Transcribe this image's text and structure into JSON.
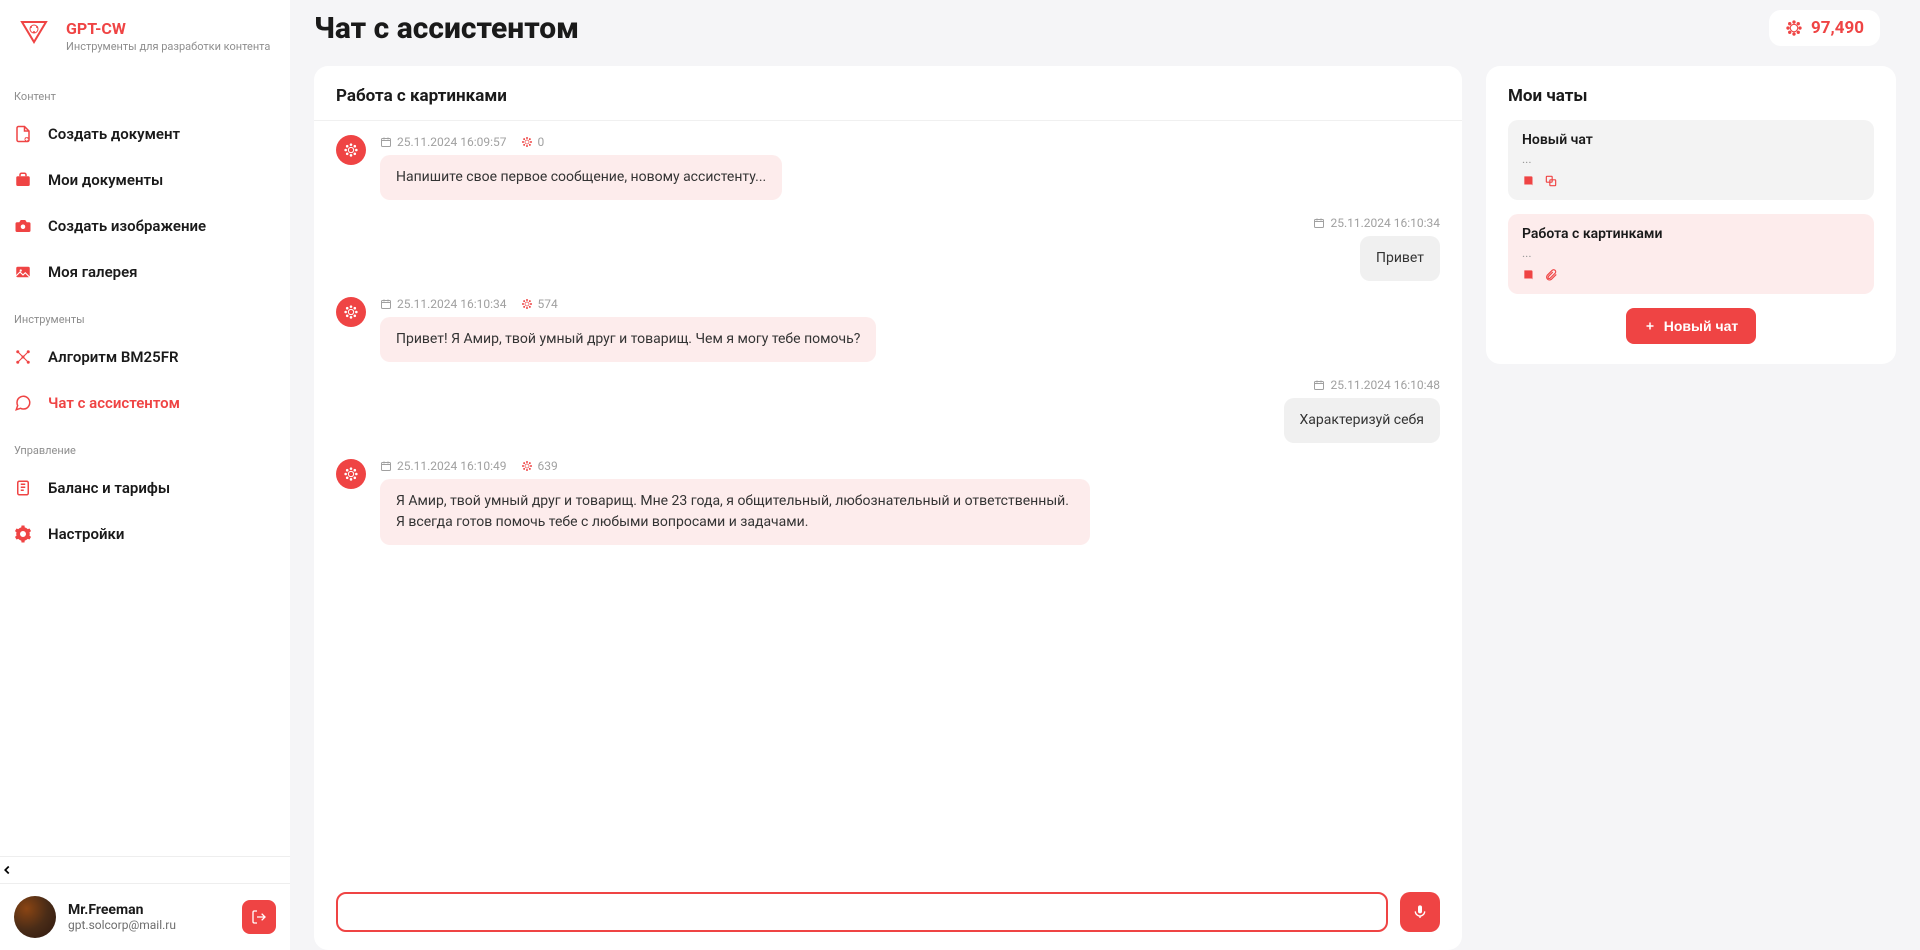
{
  "brand": {
    "name": "GPT-CW",
    "subtitle": "Инструменты для разработки контента"
  },
  "balance": "97,490",
  "page_title": "Чат с ассистентом",
  "sidebar": {
    "sections": [
      {
        "label": "Контент",
        "items": [
          {
            "label": "Создать документ"
          },
          {
            "label": "Мои документы"
          },
          {
            "label": "Создать изображение"
          },
          {
            "label": "Моя галерея"
          }
        ]
      },
      {
        "label": "Инструменты",
        "items": [
          {
            "label": "Алгоритм BM25FR"
          },
          {
            "label": "Чат с ассистентом",
            "active": true
          }
        ]
      },
      {
        "label": "Управление",
        "items": [
          {
            "label": "Баланс и тарифы"
          },
          {
            "label": "Настройки"
          }
        ]
      }
    ]
  },
  "user": {
    "name": "Mr.Freeman",
    "email": "gpt.solcorp@mail.ru"
  },
  "chat": {
    "title": "Работа с картинками",
    "messages": [
      {
        "role": "assistant",
        "time": "25.11.2024 16:09:57",
        "tokens": "0",
        "text": "Напишите свое первое сообщение, новому ассистенту..."
      },
      {
        "role": "user",
        "time": "25.11.2024 16:10:34",
        "text": "Привет"
      },
      {
        "role": "assistant",
        "time": "25.11.2024 16:10:34",
        "tokens": "574",
        "text": "Привет! Я Амир, твой умный друг и товарищ. Чем я могу тебе помочь?"
      },
      {
        "role": "user",
        "time": "25.11.2024 16:10:48",
        "text": "Характеризуй себя"
      },
      {
        "role": "assistant",
        "time": "25.11.2024 16:10:49",
        "tokens": "639",
        "text": "Я Амир, твой умный друг и товарищ. Мне 23 года, я общительный, любознательный и ответственный. Я всегда готов помочь тебе с любыми вопросами и задачами."
      }
    ],
    "input_value": ""
  },
  "my_chats": {
    "title": "Мои чаты",
    "items": [
      {
        "title": "Новый чат",
        "sub": "...",
        "active": false
      },
      {
        "title": "Работа с картинками",
        "sub": "...",
        "active": true
      }
    ],
    "new_chat_label": "Новый чат"
  }
}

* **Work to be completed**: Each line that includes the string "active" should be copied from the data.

* **Response**:
            "active": true
        "active": false
        "active": true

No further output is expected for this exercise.